For a moment, several months ago, it seemed the controversy might be over surrounding the canopy outside Il Cigno Restaurant.
But that is not the case.
“The attorney for the condo association and for the restaurant both agree it is in the interest of both parties to reach a settlement,” said Michael Horwatt, the attorney representing the restaurant.
Wayne Schiffelbein, a member of the Lake Anne Condominium Association board of directors, said the association will not allow the canopy to go back up unless the owner of the restaurant, Tony Arbid, shows some legitimate need for it.
“We want to know what he is trying to solve, what he is trying to address,” Schiffelbein said. “And it has to be more than growing his business. He could put cables over the entire plaza to help his business, but we wouldn’t allow that.”

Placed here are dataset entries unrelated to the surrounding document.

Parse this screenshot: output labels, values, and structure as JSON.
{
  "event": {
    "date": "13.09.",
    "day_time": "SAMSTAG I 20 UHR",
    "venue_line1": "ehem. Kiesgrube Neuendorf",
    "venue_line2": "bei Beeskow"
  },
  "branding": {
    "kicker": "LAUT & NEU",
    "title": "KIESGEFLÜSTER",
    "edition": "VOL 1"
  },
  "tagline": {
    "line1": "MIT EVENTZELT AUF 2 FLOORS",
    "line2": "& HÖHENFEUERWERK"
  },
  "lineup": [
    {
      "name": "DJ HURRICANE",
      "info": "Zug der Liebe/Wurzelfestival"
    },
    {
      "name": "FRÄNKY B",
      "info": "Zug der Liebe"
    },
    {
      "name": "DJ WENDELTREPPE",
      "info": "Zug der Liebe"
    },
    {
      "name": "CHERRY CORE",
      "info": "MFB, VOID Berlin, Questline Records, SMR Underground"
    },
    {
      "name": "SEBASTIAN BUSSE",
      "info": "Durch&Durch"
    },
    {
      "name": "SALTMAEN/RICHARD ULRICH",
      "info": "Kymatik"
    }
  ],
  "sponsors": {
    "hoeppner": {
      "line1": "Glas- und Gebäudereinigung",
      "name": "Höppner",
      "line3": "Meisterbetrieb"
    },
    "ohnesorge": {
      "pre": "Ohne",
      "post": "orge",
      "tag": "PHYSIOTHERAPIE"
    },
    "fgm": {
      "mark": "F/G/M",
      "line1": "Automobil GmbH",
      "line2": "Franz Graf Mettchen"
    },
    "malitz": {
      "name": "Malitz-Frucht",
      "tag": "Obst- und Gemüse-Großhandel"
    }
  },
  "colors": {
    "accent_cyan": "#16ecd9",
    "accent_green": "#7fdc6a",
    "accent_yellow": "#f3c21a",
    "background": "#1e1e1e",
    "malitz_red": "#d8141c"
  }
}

And while settlement discussions are underway, the restaurant is pursuing an injunction to stop the condominium association from taking away a set of wooden planters outside the restaurant. The planters, which form part of the base of the canopy structure, have been in place for almost 20 years. But on Feb. 20 of this year, the condominium association sent Arbid a letter, telling the restaurant owner to remove the planters by Feb. 28. The letter stated that the planters were outside a 32-foot easement onto the plaza and, therefore, they were infringing on condominium association property.
After receiving the letter Arbid hired Horwatt, who filed an injunction to stop the association from taking the planters. Horwatt contended that the planters were within the easement when measured from an awning over the restaurant. The condominium association had measured from the face of the building.
ON THE MORNING of Wednesday, March 13, a Fairfax County Circuit Court judge signed an order that said the condominium association was right: the easement should be measured from the face of the building. Even so, the judge did recommend a few other routes by which Il Cigno may stop the condominium association from taking the planters. One of those routes, said Horwatt, is to file for an injunction based on the fact that the planters have been in place for over 20 years.
“If someone has used the same property for 20 years, that is legal,” Horwatt said. “You keep doing it long enough that, although it wasn’t legal when you started, it is legal when you finish.”
The attorney is in the process of filing two new lawsuits, based on the judge's suggestions, requesting injunctive relief from the condominium association.
THE RESTON ASSOCIATION (RA) Design Review Board originally approved the canopy design and, recently, re-inserted itself into the process after receiving complaints that Arbid was violating the agreement between RA and the restaurant. On Tuesday, March 12, officials from RA sat down with Arbid and Horwatt to come to some kind of settlement. The two sides agreed on a schedule defining when the canopy will be allowed up and when the restaurant will be allowed to enclose the canopy with curtains to protect diners from seasonal weather. The curtains are allowed to be down 40 days out of the year.
“We signed an agreement that clarified some points under debate,” said Marjorie Krueger, RA design covenants manager, who was at the settlement meeting.
Schiffelbein thinks RA should have disallowed the canopy altogether.
“I’m very much let down by RA,” Schiffelbein said. “They say one thing but do another. They would represent themselves as a very active group that maintains the spirit of Reston. I don’t see it.”
SCHIFFELBEIN SAID the settlement was a cop-out by RA. He said the homeowner’s association did not want to get involved in the canopy dispute.
“[RA] turned tail and ran,” Schiffelbein said. “If RA settles something it drops off the map and there is no longer any controversy. What was initially a big deal, that the planters and signage didn’t conform to Reston covenants, just seems to vanish.”
Schiffelbein said the Lake Anne Condominium Association will not abide by RA’s ruling.
“RA does not control what the [condominium] association does with the property,” Schiffelbein said. “They have no control. They can’t tell us what hours or what days something can be on the plaza. It’s pretty dumb for them to have done this.”
Schiffelbein, and other members of the condominium association board, oppose the tent because they say it interrupts sight lines in the plaza and hurts business at other shops and restaurants. In addition, they say the canopy is not in keeping with the historic nature of Lake Anne Plaza.
Horwatt said the canopy will help other business on Lake Anne.
“The restaurant is the flagship business on the plaza,” Horwatt said. “During the outdoor dining season the restaurant brings thousands to the plaza. To the extent that the restaurant is highly successful, it benefits other commercial businesses because of the traffic it generates.”
“We have no interest in harming the owner,” Schiffelbein said. “But we have an incredible interest in making sure he does not harm others. [Arbid] has stated that [the tent has increased his business]. But he can’t support it. He has only used the tent one season. Money damages cannot be measured over a short period of time.”